Pathological waste

Body parts, human tissues and organs, and fluids associated with pathological sources.

Chemical Waste

Hazardous chemicals like heavy metals, disinfectants, and solvents from different laboratories are a part of chemical waste.

Infectious Waste

This comprises of waste from pathological sources like blood, bodily fluids and infected samples from various labs as well as hospital waste that can be infectious.

Genotoxic Waste

Highly dangerous wastes including those from carcinogenic sources, mutagens or hazardous drugs fall in this category.

Radioactive Waste

Radioactive waste from various laboratories and therapeutic hospitals.

General Waste

Non-hazardous daily waste.

Risks that may occur when Disposing of certain Waste

Every kind of waste needs specific handling procedures to make sure that they do not cause problems in the long run. As such, they do pose specific threats in their handling procedure. For example, improper disposal of solid wastes cannot only cause direct spreading of infectious diseases, but also indirect threats which include fermentation and thus, the attraction of various disease spreading factors.

Similarly, chemical waste can cause the groundwater to pollute while toxic waste can literally lay waste to a whole area, causing irradiation and various diseases (like cancer). The Chernobyl disaster is a prime example in this case.

What are the Exposure Risks to Waste Management Workers?

Exposure risks relate to risks that the workers in the waste management sector face as a result of coming in regular contact with different kinds of waste. There are a lot of risks associated with exposure to waste. This is more so in this sector than any other since waste relates directly to the refuse, which can be much more infectious.

As such, the various kinds of wastes relate to different kinds of exposure risks. This can range from diseases from pathological or infectious waste to direct harm related to chemical waste. However, the risk can be less immediate as well, prolonged exposure to air particles or radioactive waste, resulting in cellular degradation which may occur.

What Biological and Health Hazards may affect those in Waste Disposal?

Human bodies are very strong and resilient however being resistant to the man-made wastes in the modern society is not always possible. As such, not only are the newer strain of diseases arising out of genotoxic waste highly dangerous to the waste disposal workers, the various forms of chemical wastes and the diseases that occur due to the infectious wastes are also equally problematic. If steps are not taken to handle such wastes separately, it poses a major problem to all the workers involved.
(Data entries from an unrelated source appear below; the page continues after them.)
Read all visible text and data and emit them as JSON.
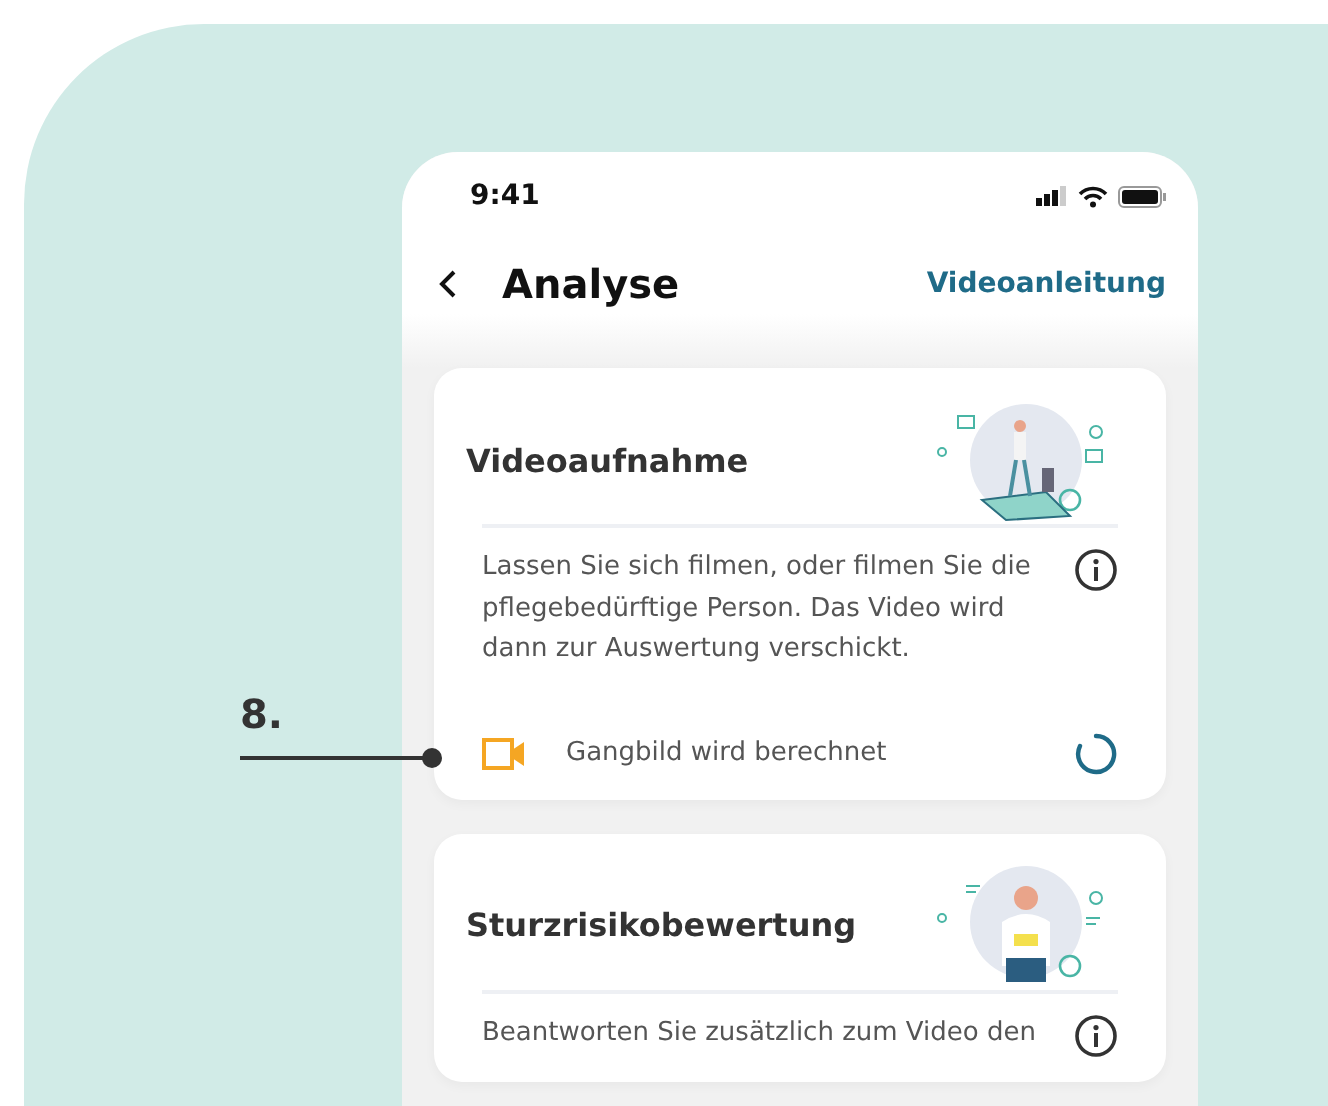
{
  "annotation": {
    "label": "8."
  },
  "status_bar": {
    "time": "9:41"
  },
  "nav": {
    "title": "Analyse",
    "link": "Videoanleitung"
  },
  "cards": [
    {
      "kind": "video",
      "title": "Videoaufnahme",
      "description": "Lassen Sie sich filmen, oder filmen Sie die pflegebedürftige Person. Das Video wird dann zur Auswertung verschickt.",
      "status": {
        "text": "Gangbild wird berechnet",
        "kind": "in_progress"
      }
    },
    {
      "kind": "survey",
      "title": "Sturzrisikobewertung",
      "description": "Beantworten Sie zusätzlich zum Video den"
    }
  ]
}
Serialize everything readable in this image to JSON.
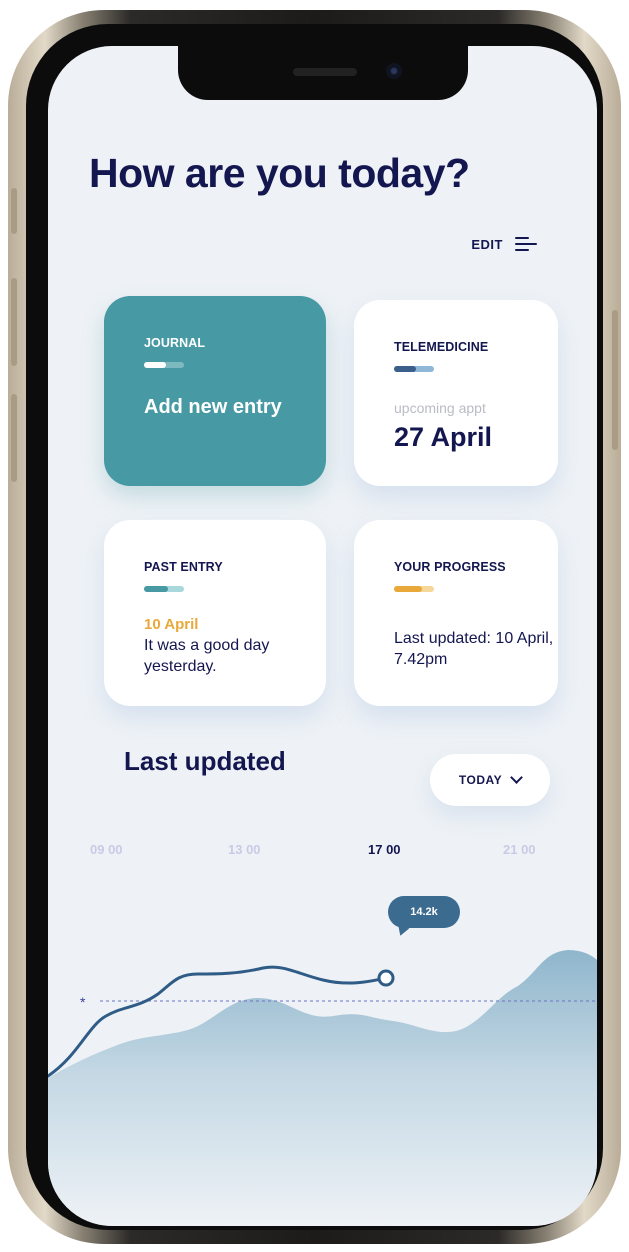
{
  "header": {
    "title": "How are you today?",
    "edit_label": "EDIT",
    "menu_icon": "menu-lines-icon"
  },
  "cards": {
    "journal": {
      "title": "JOURNAL",
      "action": "Add new entry",
      "progress": 0.55,
      "color": "#4799a4"
    },
    "telemedicine": {
      "title": "TELEMEDICINE",
      "sub": "upcoming appt",
      "date": "27 April",
      "progress": 0.55
    },
    "past_entry": {
      "title": "PAST ENTRY",
      "date": "10 April",
      "text": "It was a good day yesterday.",
      "progress": 0.55
    },
    "progress": {
      "title": "YOUR PROGRESS",
      "text": "Last updated: 10 April, 7.42pm",
      "progress": 0.65
    }
  },
  "activity": {
    "title": "Last updated",
    "range_label": "TODAY",
    "times": [
      "09 00",
      "13 00",
      "17 00",
      "21 00"
    ],
    "active_time": "17 00",
    "marker_value": "14.2k",
    "goal_marker": "*"
  },
  "colors": {
    "navy": "#14174f",
    "teal": "#4799a4",
    "amber": "#e8a93a",
    "background": "#eef2f6"
  }
}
Chemical Substances and Substances that may Expose Risks

Chemical waste is one of the most difficult to get rid of. In fact, since chemicals are usually indistinguishable in the natural environment, they pose a much greater threat than other forms of wastes. Some of the ways chemical waste may percolate are:

Water

One of the most common forms of chemical waste is carried in water. As such, if they are not handled separately, they can pose a very big pollution threat.

Soil & Sediment

A hazardous chemical can be borne through soil or even via dust. This is highly dangerous especially to infants since they do not have the necessary protection.

Air

Airborne hazardous waste can cause lung diseases and breathing disorders.

Food

Unless waste is managed at the basic level, they may percolate directly into the food chain, or via indirect means like through fishes from polluted waters.

What part do Aerosols play in Waste Management Hazards?

Aerosols can contain either pressurised gases or liquids. However, they still remain one of the most important byproducts of a civilised society. Besides the cans themselves qualifying as a solid waste, the content itself can be a major problem since they may themselves be hazardous in nature. As such, be sure to not only puncture them (depressurising them) before disposal, make sure they are fully used up before disposal as well. Not only does that support recycling, it also ensures that you are not wasting any of the products you bought.